_Task objective_
Where a line holds the word "Kamalludin", copy it from the records.
┌─ Record set
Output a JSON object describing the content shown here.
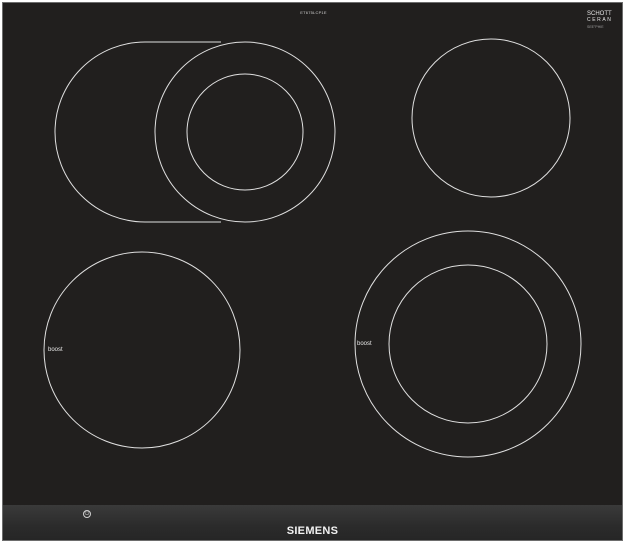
{
  "product": {
    "model_code": "ET675LCP1E",
    "glass_brand_line1": "SCHOTT",
    "glass_brand_line2": "CERAN",
    "glass_brand_line3": "SEE°PHIE",
    "brand": "SIEMENS"
  },
  "zones": {
    "boost_label": "boost"
  },
  "controls": {
    "power_symbol": "⏻"
  },
  "colors": {
    "glass": "#211f1e",
    "zone_outline": "#e0e0e0",
    "frame": "#6d6d6d",
    "text": "#e8e8e8"
  }
}
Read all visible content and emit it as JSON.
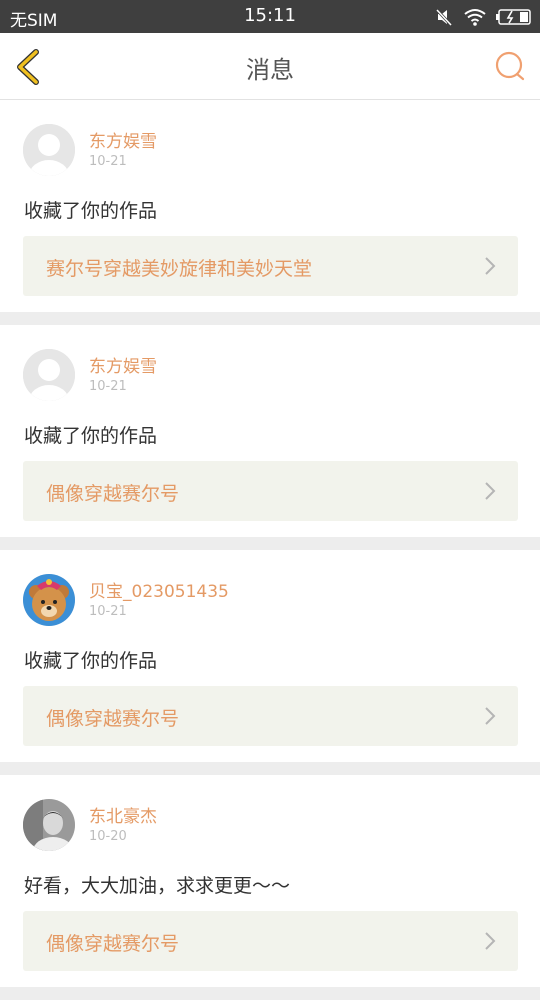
{
  "statusbar": {
    "carrier": "无SIM",
    "time": "15:11",
    "icons": [
      "mute-icon",
      "wifi-icon",
      "battery-icon"
    ]
  },
  "header": {
    "title": "消息",
    "back_icon": "chevron-left-icon",
    "search_icon": "search-icon"
  },
  "colors": {
    "accent": "#e49a65",
    "back_icon": "#f0c020",
    "search_icon": "#f0a070",
    "link_bg": "#f2f3ec"
  },
  "messages": [
    {
      "user": "东方娱雪",
      "date": "10-21",
      "text": "收藏了你的作品",
      "work": "赛尔号穿越美妙旋律和美妙天堂",
      "avatar": "default-avatar"
    },
    {
      "user": "东方娱雪",
      "date": "10-21",
      "text": "收藏了你的作品",
      "work": "偶像穿越赛尔号",
      "avatar": "default-avatar"
    },
    {
      "user": "贝宝_023051435",
      "date": "10-21",
      "text": "收藏了你的作品",
      "work": "偶像穿越赛尔号",
      "avatar": "bear-avatar"
    },
    {
      "user": "东北豪杰",
      "date": "10-20",
      "text": "好看，大大加油，求求更更～～",
      "work": "偶像穿越赛尔号",
      "avatar": "photo-avatar"
    }
  ]
}
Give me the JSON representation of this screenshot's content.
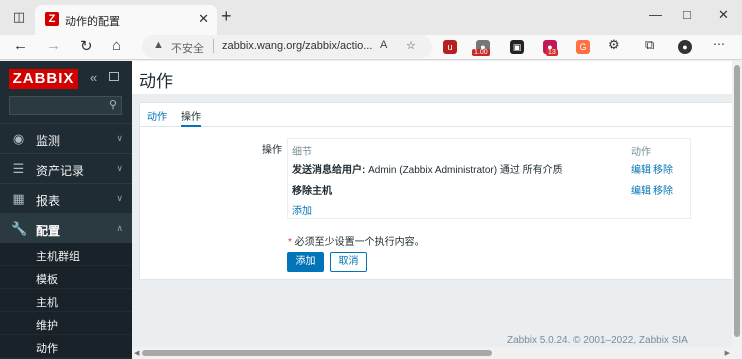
{
  "browser": {
    "tab_title": "动作的配置",
    "favicon_letter": "Z",
    "insecure_label": "不安全",
    "url": "zabbix.wang.org/zabbix/actio...",
    "ext_badge_1": "1.00",
    "ext_badge_2": "13",
    "icons": [
      "sidebar-toggle-icon",
      "close-icon",
      "plus-icon",
      "minimize-icon",
      "maximize-icon",
      "back-icon",
      "forward-icon",
      "reload-icon",
      "home-icon",
      "warning-icon",
      "read-aloud-icon",
      "favorite-icon",
      "ublock-icon",
      "extension-icon",
      "collections-icon",
      "profile-avatar",
      "more-icon"
    ]
  },
  "sidebar": {
    "logo": "ZABBIX",
    "search_placeholder": "",
    "menu": [
      {
        "label": "监测",
        "icon": "eye-icon"
      },
      {
        "label": "资产记录",
        "icon": "list-icon"
      },
      {
        "label": "报表",
        "icon": "chart-icon"
      },
      {
        "label": "配置",
        "icon": "wrench-icon"
      }
    ],
    "submenu": [
      "主机群组",
      "模板",
      "主机",
      "维护",
      "动作"
    ]
  },
  "page": {
    "title": "动作",
    "tabs": [
      "动作",
      "操作"
    ],
    "operations_label": "操作",
    "table": {
      "col_details": "细节",
      "col_action": "动作",
      "rows": [
        {
          "bold": "发送消息给用户:",
          "rest": " Admin (Zabbix Administrator) 通过 所有介质",
          "edit": "编辑",
          "remove": "移除"
        },
        {
          "bold": "移除主机",
          "rest": "",
          "edit": "编辑",
          "remove": "移除"
        }
      ],
      "add_link": "添加"
    },
    "required_star": "*",
    "required_note": " 必须至少设置一个执行内容。",
    "add_button": "添加",
    "cancel_button": "取消",
    "footer": "Zabbix 5.0.24. © 2001–2022, Zabbix SIA"
  },
  "colors": {
    "brand_red": "#d40000",
    "sidebar_bg": "#1f2c33",
    "link_blue": "#0275b8"
  }
}
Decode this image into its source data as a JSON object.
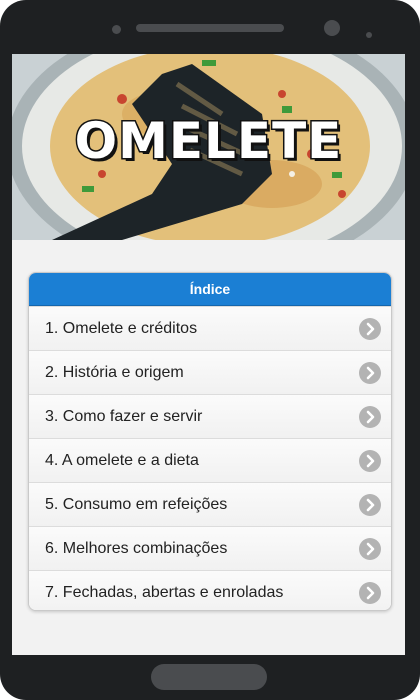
{
  "hero": {
    "title": "OMELETE"
  },
  "index": {
    "header": "Índice",
    "items": [
      {
        "label": "1. Omelete e créditos"
      },
      {
        "label": "2. História e origem"
      },
      {
        "label": "3. Como fazer e servir"
      },
      {
        "label": "4. A omelete e a dieta"
      },
      {
        "label": "5. Consumo em refeições"
      },
      {
        "label": "6. Melhores combinações"
      },
      {
        "label": "7. Fechadas, abertas e enroladas"
      }
    ]
  },
  "colors": {
    "header_blue": "#1b7fd4",
    "phone_frame": "#1e2022"
  }
}
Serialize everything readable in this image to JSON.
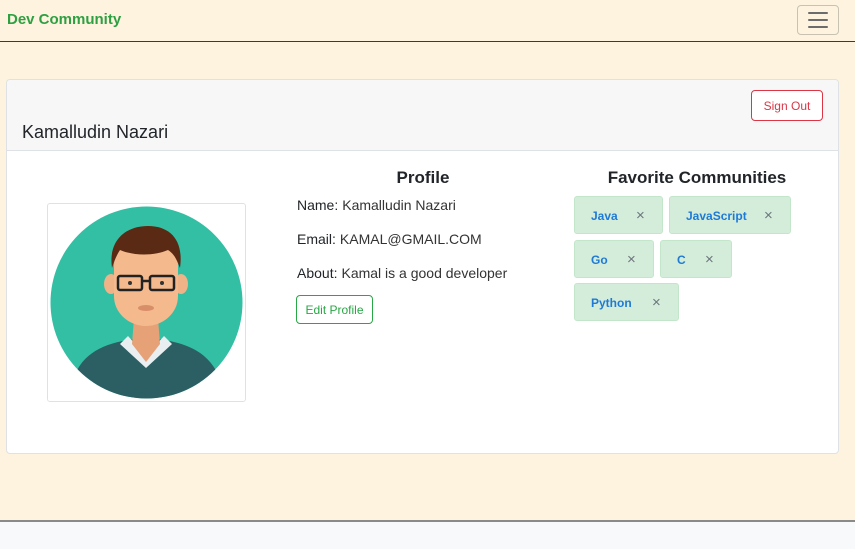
{
  "navbar": {
    "brand": "Dev Community",
    "toggler_icon": "hamburger-menu-icon"
  },
  "profile_card": {
    "header_name": "Kamalludin Nazari",
    "signout_label": "Sign Out",
    "avatar": "male-developer-avatar-with-glasses",
    "profile_heading": "Profile",
    "name_label": "Name:",
    "name_value": "Kamalludin Nazari",
    "email_label": "Email:",
    "email_value": "KAMAL@GMAIL.COM",
    "about_label": "About:",
    "about_value": "Kamal is a good developer",
    "edit_label": "Edit Profile"
  },
  "favorites": {
    "heading": "Favorite Communities",
    "items": [
      {
        "label": "Java",
        "close": "×"
      },
      {
        "label": "JavaScript",
        "close": "×"
      },
      {
        "label": "Go",
        "close": "×"
      },
      {
        "label": "C",
        "close": "×"
      },
      {
        "label": "Python",
        "close": "×"
      }
    ]
  },
  "colors": {
    "page_bg": "#fdf3df",
    "brand": "#2ea043",
    "signout": "#dc3545",
    "edit": "#28a745",
    "chip_bg": "#d4edda",
    "chip_text": "#1e7ad6"
  }
}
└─
_Solution_
    "header_name": "Kamalludin Nazari",
    "name_value": "Kamalludin Nazari",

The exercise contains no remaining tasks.